Stock-index futures were mixed Monday, after the Dow Jones Industrial Average and the S&P 500 ended last week at records following a disappointing jobs report that was seen keeping the Federal Reserve from tightening policy.
What are major indexes doing?
Futures on the Dow Jones Industrial Average
rose 110 points, or 0.3%, to 34,796.
S&P 500 futures
edged up 3.80 points, or 0.1%, to 4,229.
fell 35 points or 0.3%, to 13,674.75.
On Friday, stocks shook off a much-weaker-than-expected April jobs report Friday, with the Dow
and S&P 500
both ending at records, while the Nasdaq Composite
outpaced its major benchmark peers but still posted a weekly loss.
What’s driving the market?
Analysts said Friday’s disappointing April jobs report, which saw U.S. nonfarm payrolls rise by 266,000 versus a consensus forecast for an increase of 1 million, continued to provide a positive backdrop for equities.
“In our view, the jobs report shows a surprising pause in the labor market recovery, coming at a time when the underlying fundamentals and alternative data are pointed towards acceleration,” wrote analysts at Credit Suisse, in a note.
“Nevertheless, this report should delay any discussion of withdrawing accommodation until a decisive labor market rebound takes place,” they said. “As such, we continue to expect positive equity returns, but at the expense of increased near-term volatility.”
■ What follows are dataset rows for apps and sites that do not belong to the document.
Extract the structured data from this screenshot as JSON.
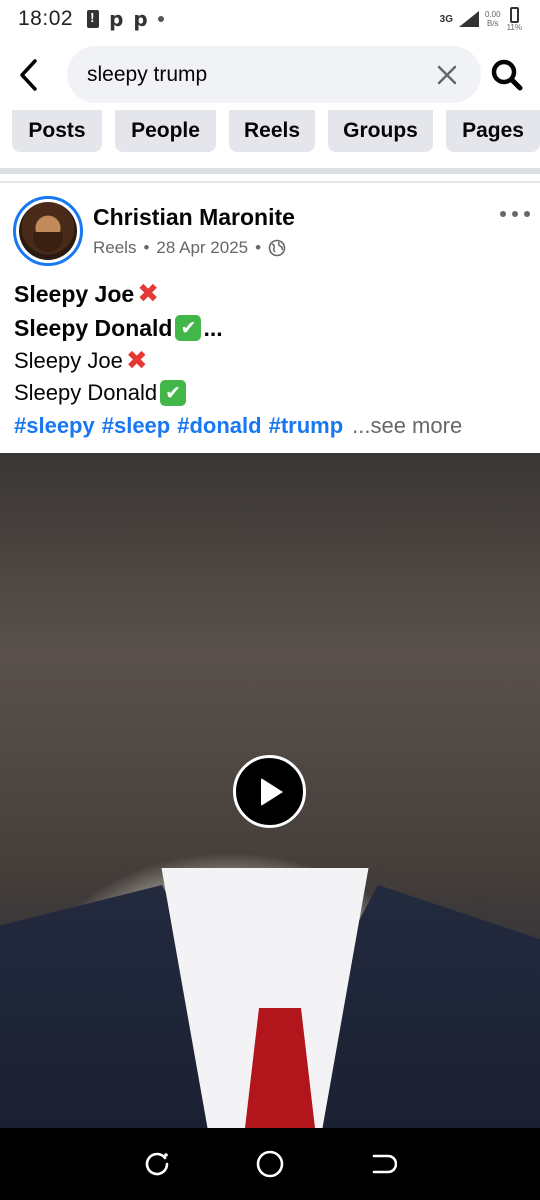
{
  "status_bar": {
    "time": "18:02",
    "network": "3G",
    "speed_value": "0.00",
    "speed_unit": "B/s",
    "battery": "11%"
  },
  "search": {
    "query": "sleepy trump"
  },
  "tabs": [
    {
      "label": "Posts"
    },
    {
      "label": "People"
    },
    {
      "label": "Reels"
    },
    {
      "label": "Groups"
    },
    {
      "label": "Pages"
    }
  ],
  "post": {
    "author": "Christian Maronite",
    "source": "Reels",
    "date": "28 Apr 2025",
    "lines_bold": [
      "Sleepy Joe",
      "Sleepy Donald"
    ],
    "bold_ellipsis": "...",
    "lines_regular": [
      "Sleepy Joe",
      "Sleepy Donald"
    ],
    "hashtags": [
      "#sleepy",
      "#sleep",
      "#donald",
      "#trump"
    ],
    "see_more": "...see more"
  },
  "colors": {
    "accent": "#1877f2",
    "secondary_text": "#65676b",
    "chip_bg": "#e4e6eb"
  }
}
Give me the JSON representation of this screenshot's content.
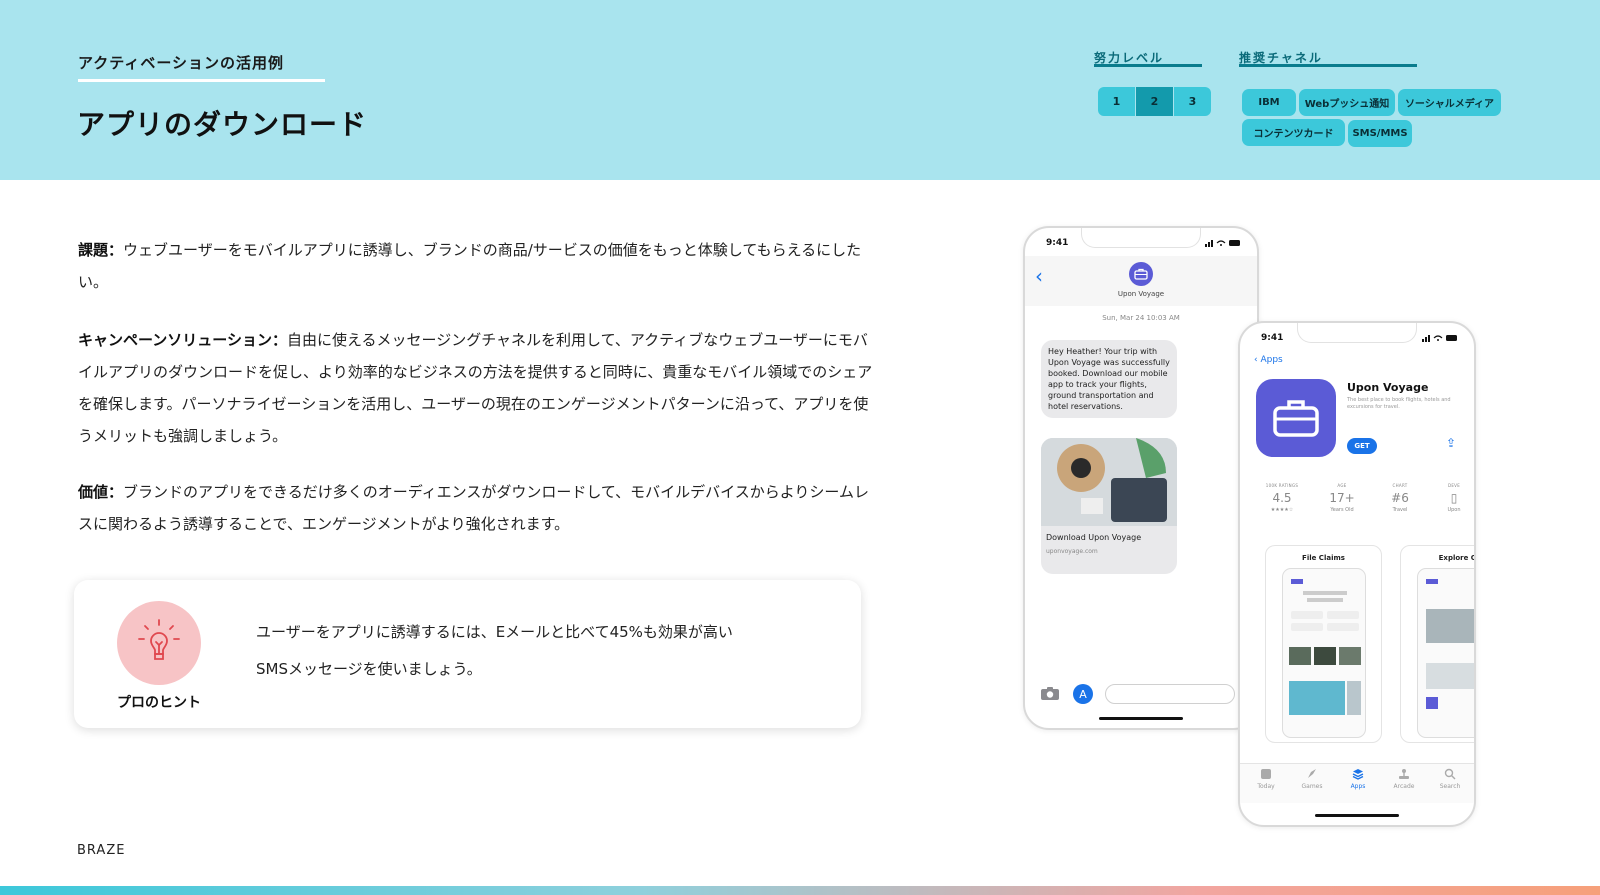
{
  "header": {
    "eyebrow": "アクティベーションの活用例",
    "title": "アプリのダウンロード",
    "effort_label": "努力レベル",
    "effort_levels": [
      "1",
      "2",
      "3"
    ],
    "effort_selected": 2,
    "channels_label": "推奨チャネル",
    "channels": [
      "IBM",
      "Webプッシュ通知",
      "ソーシャルメディア",
      "コンテンツカード",
      "SMS/MMS"
    ]
  },
  "body": {
    "challenge_label": "課題：",
    "challenge_text": "ウェブユーザーをモバイルアプリに誘導し、ブランドの商品/サービスの価値をもっと体験してもらえるにしたい。",
    "solution_label": "キャンペーンソリューション：",
    "solution_text": "自由に使えるメッセージングチャネルを利用して、アクティブなウェブユーザーにモバイルアプリのダウンロードを促し、より効率的なビジネスの方法を提供すると同時に、貴重なモバイル領域でのシェアを確保します。パーソナライゼーションを活用し、ユーザーの現在のエンゲージメントパターンに沿って、アプリを使うメリットも強調しましょう。",
    "value_label": "価値：",
    "value_text": "ブランドのアプリをできるだけ多くのオーディエンスがダウンロードして、モバイルデバイスからよりシームレスに関わるよう誘導することで、エンゲージメントがより強化されます。"
  },
  "tip": {
    "label": "プロのヒント",
    "line1": "ユーザーをアプリに誘導するには、Eメールと比べて45%も効果が高い",
    "line2": "SMSメッセージを使いましょう。",
    "icon": "lightbulb-icon"
  },
  "phone_sms": {
    "time": "9:41",
    "contact": "Upon Voyage",
    "date": "Sun, Mar 24  10:03 AM",
    "message": "Hey Heather! Your trip with Upon Voyage was successfully booked. Download our mobile app to track your flights, ground transportation and hotel reservations.",
    "link_title": "Download Upon Voyage",
    "link_url": "uponvoyage.com"
  },
  "phone_store": {
    "time": "9:41",
    "back": "Apps",
    "app_name": "Upon Voyage",
    "app_sub": "The best place to book flights, hotels and excursions for travel.",
    "get": "GET",
    "stats": [
      {
        "k": "100K RATINGS",
        "v": "4.5",
        "s": "★★★★☆"
      },
      {
        "k": "AGE",
        "v": "17+",
        "s": "Years Old"
      },
      {
        "k": "CHART",
        "v": "#6",
        "s": "Travel"
      },
      {
        "k": "DEVE",
        "v": "▯",
        "s": "Upon"
      }
    ],
    "shots": [
      "File Claims",
      "Explore Cl"
    ],
    "tabs": [
      "Today",
      "Games",
      "Apps",
      "Arcade",
      "Search"
    ],
    "active_tab": 2
  },
  "footer": {
    "brand": "BRAZE"
  },
  "colors": {
    "header_bg": "#a9e4ee",
    "chip": "#3cc8da",
    "chip_active": "#139aac",
    "app_purple": "#5b5bd6",
    "ios_blue": "#1a73e8",
    "tip_pink": "#f7c4c6"
  }
}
Investors were tracking developments around a cyberattack on a vital pipeline that delivers around 45% of fuel consumed on the East Coast. Georgia-based Colonial Pipeline over the weekend said it closed the pipeline was the target of a ransomware attack.
were up more than 1%, though analysts said pump prices may avert a rise if operations are restored within a few days. Oil futures also moved higher.
Tech and other growth-oriented stocks, which are expected to grow earnings faster than their peers, were buoyed Friday as the jobs data sparked a retreat for Treasury yields. Those shares appeared set to resume their recent underperformance, however, as yields pushed to the upside on Monday.
The yield on the 10-year Treasury note
rose 1.2 basis points to 1.572%. Yields and bond prices move in opposite directions.
Meanwhile, a strong earnings season was moving into its final stage.
Through Friday, 88% of S&P 500 companies had reported earnings covering the first quarter, according to FactSet. The index is now reporting the highest year-over-year growth in earnings since for the first quarter since 2010, said John Butters, senior earnings analyst at FactSet, in a note.
Analysts also expect double-digit earnings growth for the remaining three quarters of 2021. These above-average growth rates are due to a combination of higher earnings for 2021 and an easier comparison to unusually weak earnings in 2020 due to the negative impact of COVID-19 on numerous industries, Butters said.
Which companies are in focus?
U.S. Foods Holding Corp.
reported earnings and revenue that topped forecasts and said it wouldn’t provide guidance due to pandemic-related uncertainty. Shares were inactive in premarket trade.
Shares of Energizer Holdings Inc.
rose more than 1% after the battery maker delivered results that blew past Wall Street forecasts.
Marriott International Inc.
shares were down more than 2% after the hotel operator announced earnings that beat estimates but revenue that fell short.